Acne is polygenic and multifactorial. Four main pathogenetic factors contribute to the disease:
- Sebaceous gland hyperplasia and excess sebum production. Sebaceous follicle size and number of lobules per gland are increased in patients with acne. Androgens stimulate sebaceous glands to enlarge and produce more sebum, which is most prevalent during puberty.
- Abnormal follicular differentiation. In normal follicles, keratinocytes are shed as single cells into the lumen and then excreted. In acne, keratinocytes are retained and accumulate due to their increased cohesiveness.
- Propionibacterium acnes colonisation. These gram-positive, non-motile rods are found deep in follicles and stimulate the production of pro-inflammatory mediators and lipases. While there may be increased numbers of P acnes in acne, bacterial counts often do not correlate with acne severity.

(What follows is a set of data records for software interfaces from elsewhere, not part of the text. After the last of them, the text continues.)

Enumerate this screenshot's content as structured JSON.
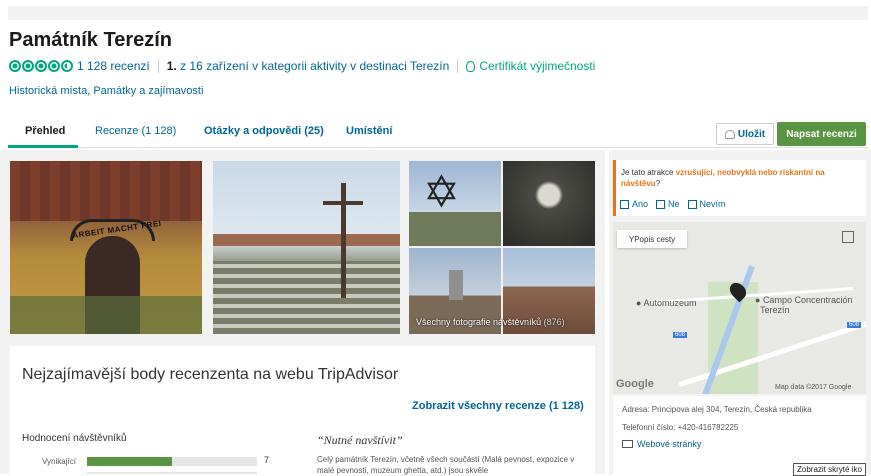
{
  "header": {
    "title": "Památník Terezín",
    "reviews_count": "1 128 recenzí",
    "rank_number": "1.",
    "rank_text": "z 16 zařízení v kategorii aktivity v destinaci Terezín",
    "certificate": "Certifikát výjimečnosti",
    "category": "Historická místa, Památky a zajímavosti",
    "rating_bubbles": 4.5
  },
  "tabs": [
    {
      "label": "Přehled"
    },
    {
      "label": "Recenze (1 128)"
    },
    {
      "label": "Otázky a odpovědi (25)"
    },
    {
      "label": "Umístění"
    }
  ],
  "actions": {
    "save": "Uložit",
    "write_review": "Napsat recenzi"
  },
  "gallery": {
    "photo1_sign": "ARBEIT MACHT FREI",
    "all_photos": "Všechny fotografie návštěvníků",
    "all_photos_count": "(876)"
  },
  "highlights": {
    "title": "Nejzajímavější body recenzenta na webu TripAdvisor",
    "show_all": "Zobrazit všechny recenze (1 128)",
    "ratings_heading": "Hodnocení návštěvníků",
    "rating_label": "Vynikající",
    "rating_count": "7",
    "rating_fill_fraction": 0.5,
    "quote": "“Nutné navštívit”",
    "review_text": "Celý památník Terezín, včetně všech součástí (Malá pevnost, expozice v malé pevnosti, muzeum ghetta, atd.) jsou skvěle"
  },
  "sidebar": {
    "question_prefix": "Je tato atrakce",
    "question_highlight": "vzrušující, neobvyklá nebo riskantní na návštěvu",
    "question_suffix": "?",
    "options": [
      "Ano",
      "Ne",
      "Nevím"
    ],
    "map_button": "Popis cesty",
    "poi_automuzeum": "Automuzeum",
    "poi_campo_line1": "Campo Concentración",
    "poi_campo_line2": "Terezín",
    "google": "Google",
    "map_data": "Map data ©2017 Google",
    "road_shield": "608",
    "address": "Adresa: Principova alej 304, Terezín, Česká republika",
    "phone": "Telefonní číslo: +420-416782225",
    "website": "Webové stránky",
    "tooltip": "Zobrazit skryté iko"
  },
  "colors": {
    "accent_green": "#00a680",
    "button_green": "#589442",
    "link_blue": "#006699",
    "question_orange": "#e8731a"
  }
}
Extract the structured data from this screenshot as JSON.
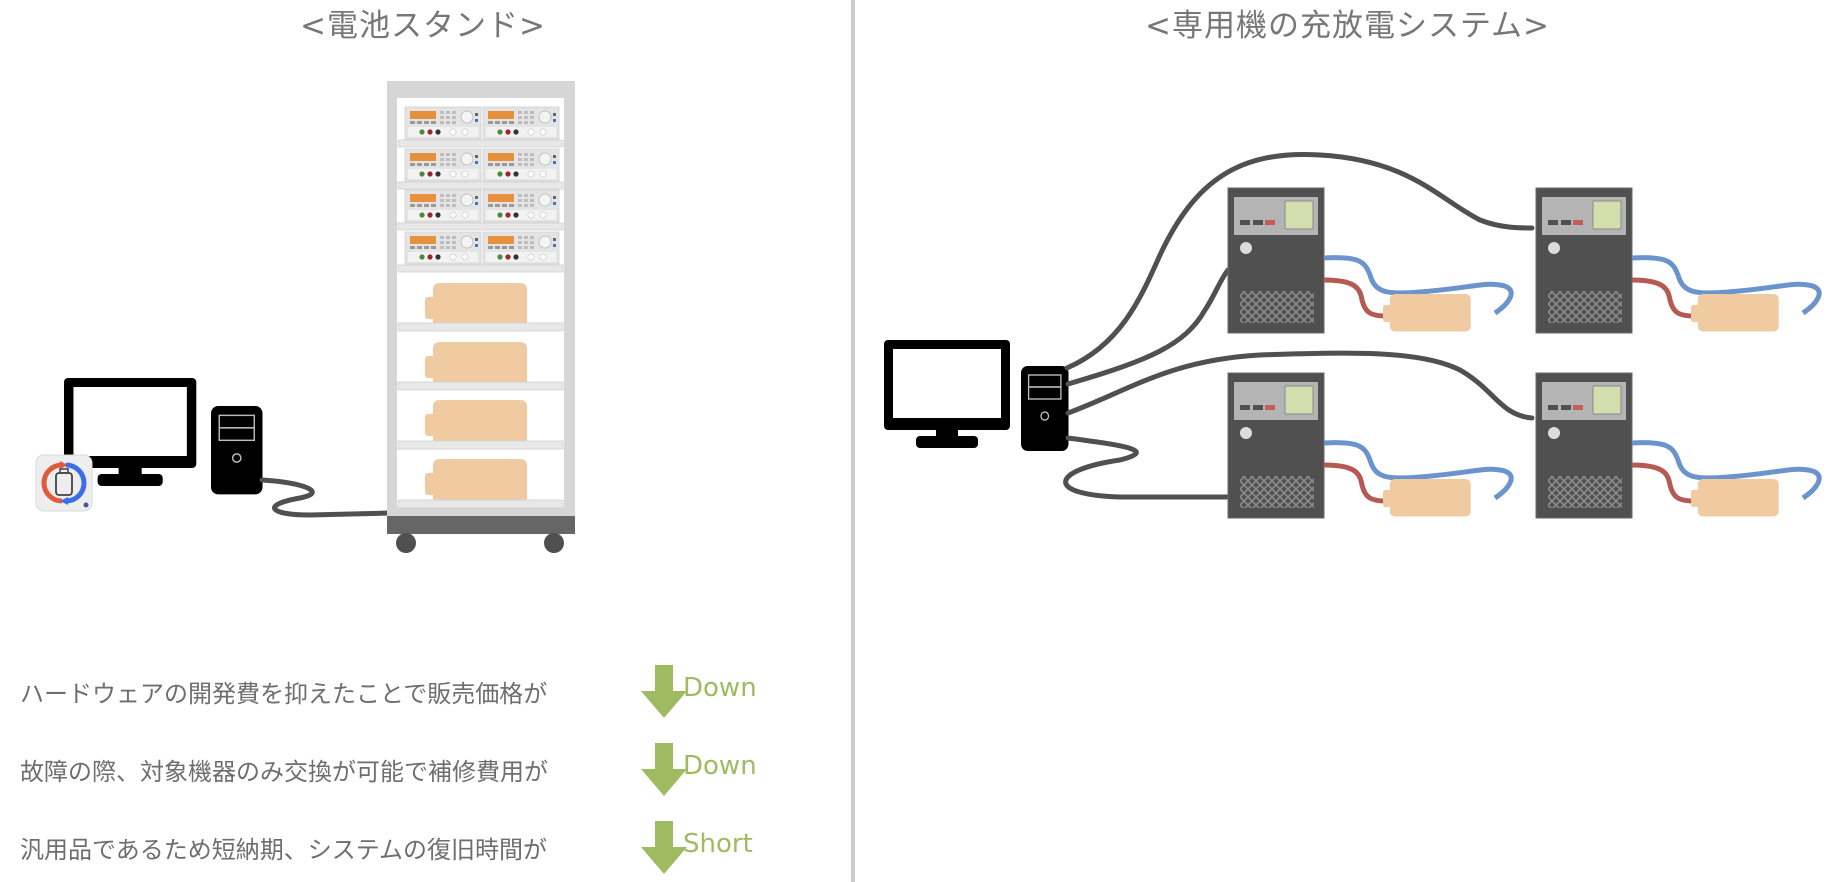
{
  "left_panel": {
    "title": "<電池スタンド>",
    "components": [
      "app-icon",
      "monitor",
      "pc-tower",
      "battery-stand-rack"
    ],
    "rack": {
      "instrument_rows": 4,
      "instruments_per_row": 2,
      "battery_shelves": 4
    }
  },
  "right_panel": {
    "title": "<専用機の充放電システム>",
    "components": [
      "monitor",
      "pc-tower",
      "dedicated-charger-units"
    ],
    "charger_units": 4
  },
  "benefits": [
    {
      "text": "ハードウェアの開発費を抑えたことで販売価格が",
      "direction": "down-arrow",
      "result": "Down"
    },
    {
      "text": "故障の際、対象機器のみ交換が可能で補修費用が",
      "direction": "down-arrow",
      "result": "Down"
    },
    {
      "text": "汎用品であるため短納期、システムの復旧時間が",
      "direction": "down-arrow",
      "result": "Short"
    }
  ],
  "colors": {
    "title_text": "#777777",
    "body_text": "#6e6e6e",
    "accent_green": "#9fbb62",
    "battery": "#f0cba2",
    "charger_body": "#505050",
    "charger_panel": "#b4b4b4",
    "charger_screen": "#d3ddae",
    "cable_dark": "#505050",
    "cable_blue": "#6b93cc",
    "cable_red": "#b55a52",
    "divider": "#cccccc"
  }
}
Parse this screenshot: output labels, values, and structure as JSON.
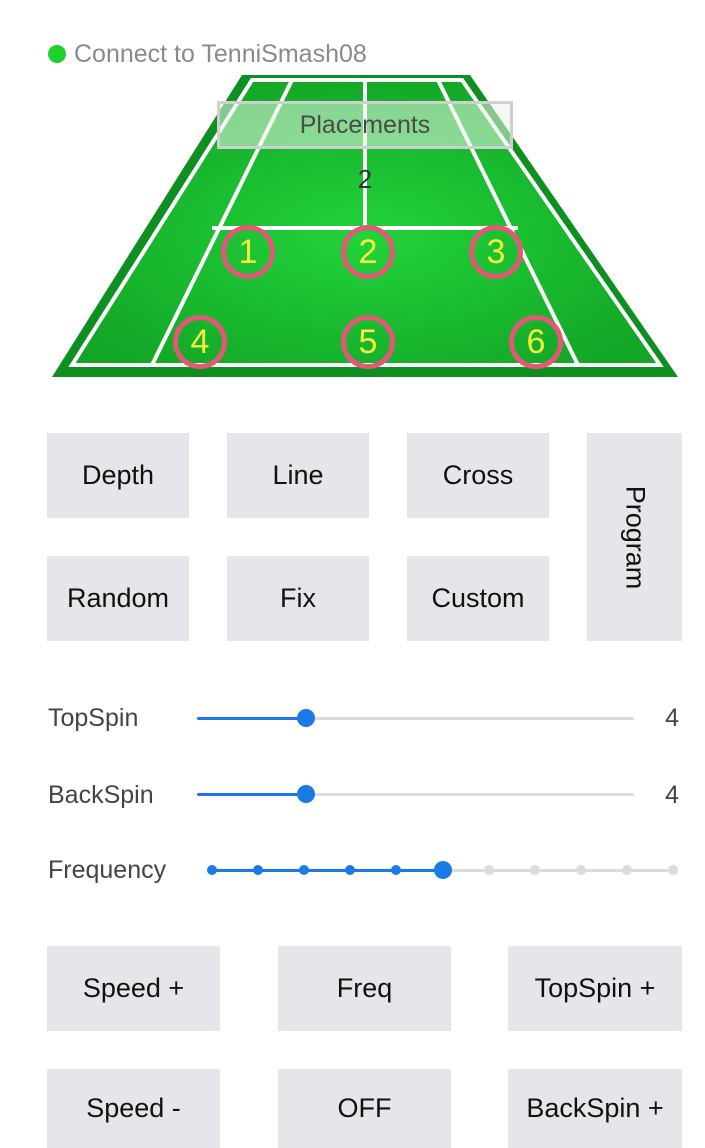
{
  "status": {
    "text": "Connect to TenniSmash08",
    "indicator_color": "#1fd12f"
  },
  "court": {
    "net_label": "Placements",
    "current_spot": "2",
    "spots": [
      "1",
      "2",
      "3",
      "4",
      "5",
      "6"
    ],
    "colors": {
      "grass": "#18b82a",
      "outer": "#0e8f22",
      "lines": "#ffffff",
      "spot_ring": "#e05a78",
      "spot_number": "#f4ef3a"
    }
  },
  "mode_buttons": {
    "depth": "Depth",
    "line": "Line",
    "cross": "Cross",
    "program": "Program",
    "random": "Random",
    "fix": "Fix",
    "custom": "Custom"
  },
  "sliders": {
    "topspin": {
      "label": "TopSpin",
      "value": "4",
      "level": 0.25
    },
    "backspin": {
      "label": "BackSpin",
      "value": "4",
      "level": 0.25
    },
    "frequency": {
      "label": "Frequency",
      "steps": 11,
      "selected_step": 6
    }
  },
  "control_buttons": {
    "speed_up": "Speed +",
    "freq": "Freq",
    "topspin_up": "TopSpin +",
    "speed_down": "Speed -",
    "off": "OFF",
    "backspin_up": "BackSpin +"
  },
  "accent_color": "#1b7be6"
}
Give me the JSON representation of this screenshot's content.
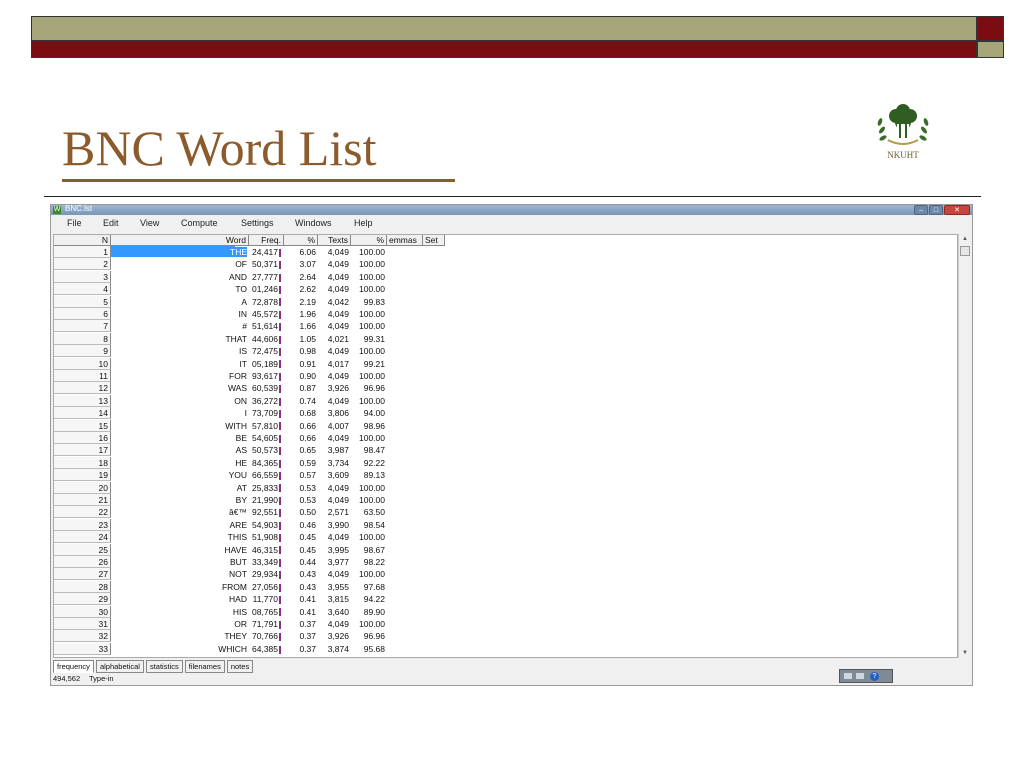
{
  "slide": {
    "title": "BNC Word List",
    "logo_text": "NKUHT"
  },
  "window": {
    "title": "BNC.lst",
    "icon_letter": "W",
    "menu": [
      "File",
      "Edit",
      "View",
      "Compute",
      "Settings",
      "Windows",
      "Help"
    ]
  },
  "table": {
    "headers": {
      "n": "N",
      "word": "Word",
      "freq": "Freq.",
      "pct": "%",
      "texts": "Texts",
      "texts_pct": "%",
      "lemmas": "emmas",
      "set": "Set"
    },
    "rows": [
      {
        "n": "1",
        "word": "THE",
        "freq": "24,417",
        "pct": "6.06",
        "texts": "4,049",
        "tpct": "100.00"
      },
      {
        "n": "2",
        "word": "OF",
        "freq": "50,371",
        "pct": "3.07",
        "texts": "4,049",
        "tpct": "100.00"
      },
      {
        "n": "3",
        "word": "AND",
        "freq": "27,777",
        "pct": "2.64",
        "texts": "4,049",
        "tpct": "100.00"
      },
      {
        "n": "4",
        "word": "TO",
        "freq": "01,246",
        "pct": "2.62",
        "texts": "4,049",
        "tpct": "100.00"
      },
      {
        "n": "5",
        "word": "A",
        "freq": "72,878",
        "pct": "2.19",
        "texts": "4,042",
        "tpct": "99.83"
      },
      {
        "n": "6",
        "word": "IN",
        "freq": "45,572",
        "pct": "1.96",
        "texts": "4,049",
        "tpct": "100.00"
      },
      {
        "n": "7",
        "word": "#",
        "freq": "51,614",
        "pct": "1.66",
        "texts": "4,049",
        "tpct": "100.00"
      },
      {
        "n": "8",
        "word": "THAT",
        "freq": "44,606",
        "pct": "1.05",
        "texts": "4,021",
        "tpct": "99.31"
      },
      {
        "n": "9",
        "word": "IS",
        "freq": "72,475",
        "pct": "0.98",
        "texts": "4,049",
        "tpct": "100.00"
      },
      {
        "n": "10",
        "word": "IT",
        "freq": "05,189",
        "pct": "0.91",
        "texts": "4,017",
        "tpct": "99.21"
      },
      {
        "n": "11",
        "word": "FOR",
        "freq": "93,617",
        "pct": "0.90",
        "texts": "4,049",
        "tpct": "100.00"
      },
      {
        "n": "12",
        "word": "WAS",
        "freq": "60,539",
        "pct": "0.87",
        "texts": "3,926",
        "tpct": "96.96"
      },
      {
        "n": "13",
        "word": "ON",
        "freq": "36,272",
        "pct": "0.74",
        "texts": "4,049",
        "tpct": "100.00"
      },
      {
        "n": "14",
        "word": "I",
        "freq": "73,709",
        "pct": "0.68",
        "texts": "3,806",
        "tpct": "94.00"
      },
      {
        "n": "15",
        "word": "WITH",
        "freq": "57,810",
        "pct": "0.66",
        "texts": "4,007",
        "tpct": "98.96"
      },
      {
        "n": "16",
        "word": "BE",
        "freq": "54,605",
        "pct": "0.66",
        "texts": "4,049",
        "tpct": "100.00"
      },
      {
        "n": "17",
        "word": "AS",
        "freq": "50,573",
        "pct": "0.65",
        "texts": "3,987",
        "tpct": "98.47"
      },
      {
        "n": "18",
        "word": "HE",
        "freq": "84,365",
        "pct": "0.59",
        "texts": "3,734",
        "tpct": "92.22"
      },
      {
        "n": "19",
        "word": "YOU",
        "freq": "66,559",
        "pct": "0.57",
        "texts": "3,609",
        "tpct": "89.13"
      },
      {
        "n": "20",
        "word": "AT",
        "freq": "25,833",
        "pct": "0.53",
        "texts": "4,049",
        "tpct": "100.00"
      },
      {
        "n": "21",
        "word": "BY",
        "freq": "21,990",
        "pct": "0.53",
        "texts": "4,049",
        "tpct": "100.00"
      },
      {
        "n": "22",
        "word": "â€™",
        "freq": "92,551",
        "pct": "0.50",
        "texts": "2,571",
        "tpct": "63.50"
      },
      {
        "n": "23",
        "word": "ARE",
        "freq": "54,903",
        "pct": "0.46",
        "texts": "3,990",
        "tpct": "98.54"
      },
      {
        "n": "24",
        "word": "THIS",
        "freq": "51,908",
        "pct": "0.45",
        "texts": "4,049",
        "tpct": "100.00"
      },
      {
        "n": "25",
        "word": "HAVE",
        "freq": "46,315",
        "pct": "0.45",
        "texts": "3,995",
        "tpct": "98.67"
      },
      {
        "n": "26",
        "word": "BUT",
        "freq": "33,349",
        "pct": "0.44",
        "texts": "3,977",
        "tpct": "98.22"
      },
      {
        "n": "27",
        "word": "NOT",
        "freq": "29,934",
        "pct": "0.43",
        "texts": "4,049",
        "tpct": "100.00"
      },
      {
        "n": "28",
        "word": "FROM",
        "freq": "27,056",
        "pct": "0.43",
        "texts": "3,955",
        "tpct": "97.68"
      },
      {
        "n": "29",
        "word": "HAD",
        "freq": "11,770",
        "pct": "0.41",
        "texts": "3,815",
        "tpct": "94.22"
      },
      {
        "n": "30",
        "word": "HIS",
        "freq": "08,765",
        "pct": "0.41",
        "texts": "3,640",
        "tpct": "89.90"
      },
      {
        "n": "31",
        "word": "OR",
        "freq": "71,791",
        "pct": "0.37",
        "texts": "4,049",
        "tpct": "100.00"
      },
      {
        "n": "32",
        "word": "THEY",
        "freq": "70,766",
        "pct": "0.37",
        "texts": "3,926",
        "tpct": "96.96"
      },
      {
        "n": "33",
        "word": "WHICH",
        "freq": "64,385",
        "pct": "0.37",
        "texts": "3,874",
        "tpct": "95.68"
      }
    ]
  },
  "tabs": [
    "frequency",
    "alphabetical",
    "statistics",
    "filenames",
    "notes"
  ],
  "status": {
    "count": "494,562",
    "mode": "Type-in"
  },
  "colors": {
    "olive": "#a7a679",
    "maroon": "#7b0c12",
    "title": "#8b5b2b",
    "selection": "#3399ff",
    "freq_bar": "#8a2f8a"
  }
}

- Inflammation and immune response. Inflammatory cells and mediators efflux into the disrupted follicle, leading to the development of papules, pustules, nodules and cysts.
External factors occasionally contribute to acne, including mechanical trauma, cosmetics, topical corticosteroids and oral medicines (corticosteroids, lithium, iodides, some antiepileptics). Endocrine disorders (such as polycystic ovary disorder) can also be involved.
How does this relate to treatment?
A consensus recommends that treatment of acne should target at many of the pathogenic factors as possible.